Peekskill Herald

Peekskill Herald

Peekskill Herald

    Demand ceasefire now in Gaza protesters tell Schumer


    About two dozen people braved the bitter cold Wednesday afternoon in front of Senator Chuck Schumer’s Peekskill office, joining their voices with protesters at seven of the majority leader’s other offices throughout New York State in Albany, Binghamton, Buffalo, Melville, Rochester, Syracuse and New York City. 

    They were calling for Schumer to endorse a ceasefire in the Israel Hamas war. “We’re here demanding a permanent ceasefire,” said speakers from various peace groups throughout Westchester, including Jewish Voice for Peace, the Democratic Socialists of America, and local peace groups such as Westchester Peace Action Committee and the Muslim Peace Fellowship. 

    Protester holding a handmade sign at Wednesday’s event. (Photo by Andrew Courtney) 

    “This geographically dispersed action shows a deep level of coordination by a broad base of organizations. It reflects the growing sentiment across the state that New Yorkers want a ceasefire,” said the protest’s organizers. 

    The petition implores Senator Schumer to “call for and facilitate an immediate permanent ceasefire,” and “Stop sending the Israeli military more weapons.” Citing the 14,000 Palestinians killed by recent Israeli military actions, and UN reports of “genocide in the making,” the petition says, “We refuse to be complicit in these war crimes.” 

    The group had planned to deliver a letter with more than 20,000 signatures from residents across New York State to Senator Schumer demanding “humanity, compassion and an end to Islamophobia and war mongering.” The Senator’s office was closed for the day. 

    Protesters inside the Park Place office of Senator Schumer. (Photo by Andrew Courtney)

    At the same time as the protest in Peekskill, Schumer was delivering remarks on the floor of the US Senate as the highest-ranking elected Jewish official in the country. He spoke of the rise of antisemitism throughout the period since October 7 when Hamas attacked Israel. He said that Jews believe the rise of antisemitism as “a crisis, a five-alarm fire that must be extinguished,” and said that many of his non-Jewish friends consider it “merely a problem, a matter of concern.”   He added that some young people who may not know the history of Jewish persecution are “unknowingly aiding and abetting” antisemitism in the name of social justice. 

    Protesters singing Cease Fire Now to the tune of Tumbalalaika played on the trombone. (Photo by Regina Clarkin)

    People happened upon the peaceful protest in Peekskill as they entered the Park Street building which houses Social Security offices along with Schumer’s office. There were chants and songs and a reading of the letter and petition under the watchful eye of two Peekskill police cars and two NY State Troopers.  
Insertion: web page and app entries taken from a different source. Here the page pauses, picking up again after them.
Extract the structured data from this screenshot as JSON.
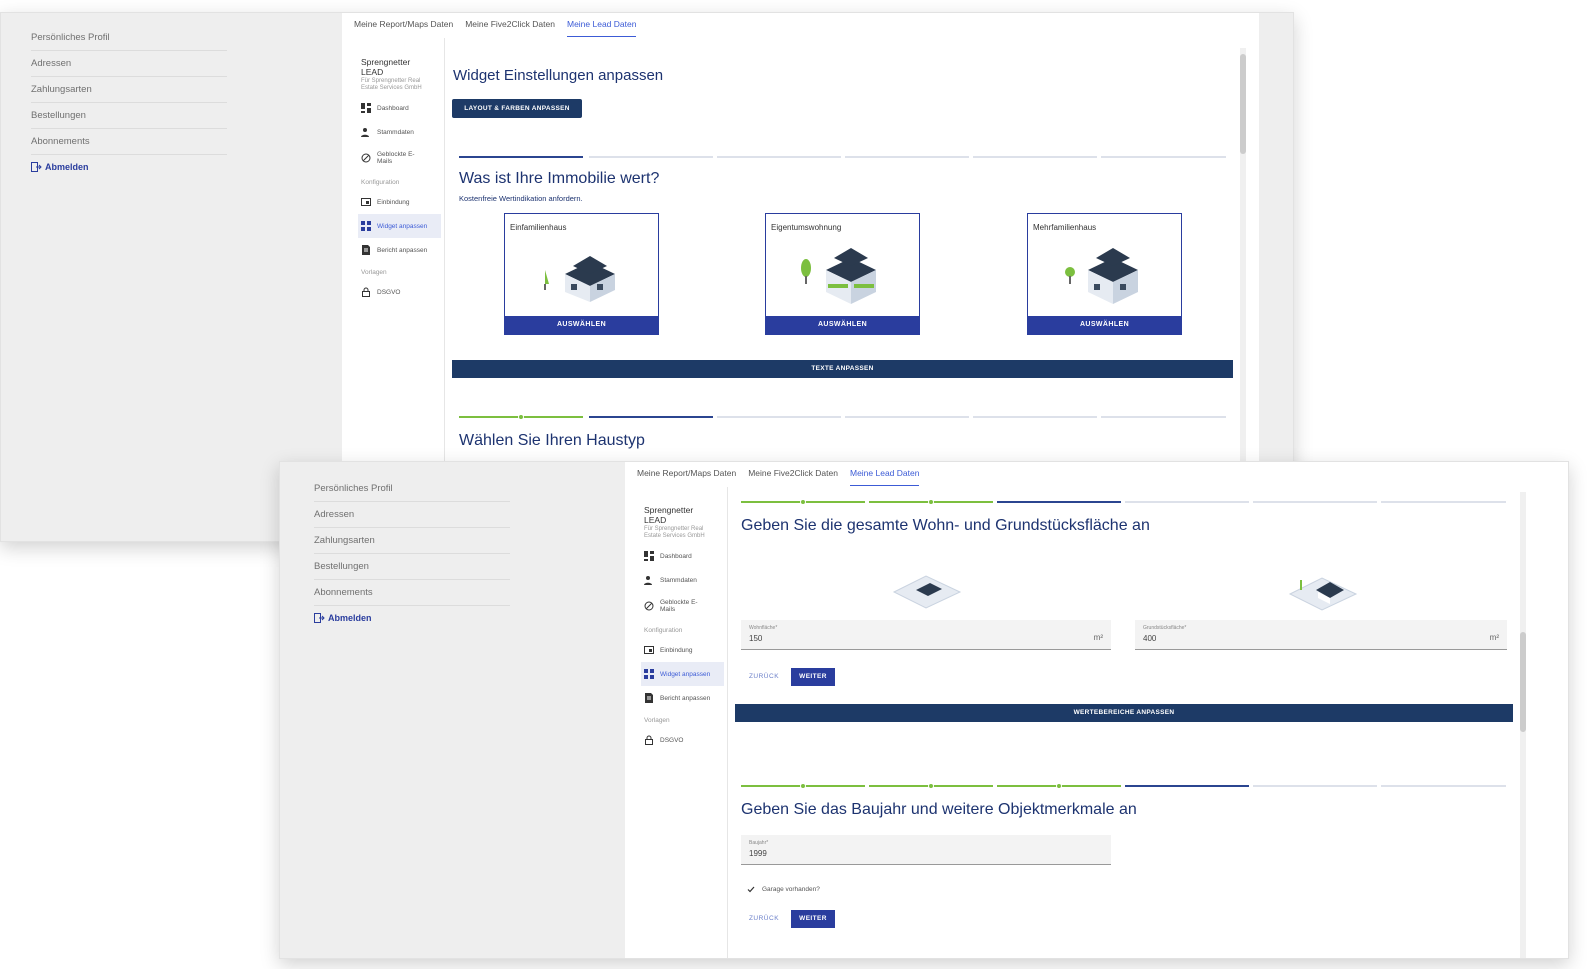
{
  "outer_sidebar": {
    "items": [
      "Persönliches Profil",
      "Adressen",
      "Zahlungsarten",
      "Bestellungen",
      "Abonnements"
    ],
    "logout": "Abmelden"
  },
  "tabs": [
    "Meine Report/Maps Daten",
    "Meine Five2Click Daten",
    "Meine Lead Daten"
  ],
  "inner_nav": {
    "brand": "Sprengnetter LEAD",
    "brand_sub": "Für Sprengnetter Real Estate Services GmbH",
    "dashboard": "Dashboard",
    "stammdaten": "Stammdaten",
    "blocked": "Geblockte E-Mails",
    "section_config": "Konfiguration",
    "einbindung": "Einbindung",
    "widget": "Widget anpassen",
    "bericht": "Bericht anpassen",
    "section_vorlagen": "Vorlagen",
    "dsgvo": "DSGVO"
  },
  "win1": {
    "title": "Widget Einstellungen anpassen",
    "layout_button": "LAYOUT & FARBEN ANPASSEN",
    "question": "Was ist Ihre Immobilie wert?",
    "subline": "Kostenfreie Wertindikation anfordern.",
    "cards": [
      {
        "label": "Einfamilienhaus",
        "button": "AUSWÄHLEN"
      },
      {
        "label": "Eigentumswohnung",
        "button": "AUSWÄHLEN"
      },
      {
        "label": "Mehrfamilienhaus",
        "button": "AUSWÄHLEN"
      }
    ],
    "texte_button": "TEXTE ANPASSEN",
    "question2": "Wählen Sie Ihren Haustyp"
  },
  "win2": {
    "question1": "Geben Sie die gesamte Wohn- und Grundstücksfläche an",
    "wohnflaeche_label": "Wohnfläche*",
    "wohnflaeche_value": "150",
    "grundstueck_label": "Grundstücksfläche*",
    "grundstueck_value": "400",
    "unit": "m²",
    "back": "ZURÜCK",
    "next": "WEITER",
    "wertebereiche_button": "WERTEBEREICHE ANPASSEN",
    "question2": "Geben Sie das Baujahr und weitere Objektmerkmale an",
    "baujahr_label": "Baujahr*",
    "baujahr_value": "1999",
    "garage": "Garage vorhanden?"
  },
  "colors": {
    "primary": "#2a3d9e",
    "dark": "#1d3a66",
    "done": "#7cbf3f"
  }
}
    About the Contributor
    Regina Clarkin
    Regina Clarkin, Editor and Publisher
    When the Peekskill Herald weekly newspaper ceased publishing in August 2000 it was the first time in the history of the city that there wasn’t a local newspaper.  The award-winning weekly was often referred to as the ‘glue’ of the community. Founded on January 9, 1986 by Regina Clarkin, Kathy Daley and Rich Zahradnik with a $7,000 credit card line, the paper filled the void created when the daily Evening Star was sold to Gannett and moved out of town. Founding publisher Regina Clarkin continued to live in the Peekskill Cortlandt area and turned her attention to other life endeavors.  Through the ensuing 19 years, Clarkin was frequently stopped in town and asked when she would start up the Herald again. In January 2019, Clarkin decided it was less labor intensive to deliver a weekly blog than a print newspaper so she began posting one story a week about life in Peekskill. After a successful crowd funding campaign in 2020, the Herald was incorporated as a non-profit corporation in July of 2021. Peekskill Herald is a digital relative of the former print edition, featuring many of the favorite aspects of the beloved Peekskill Herald such as old pictures, personality profiles and well written stories about newsworthy events. Regina Clarkin is the editor and publisher of the site. Photo by Joe Squillante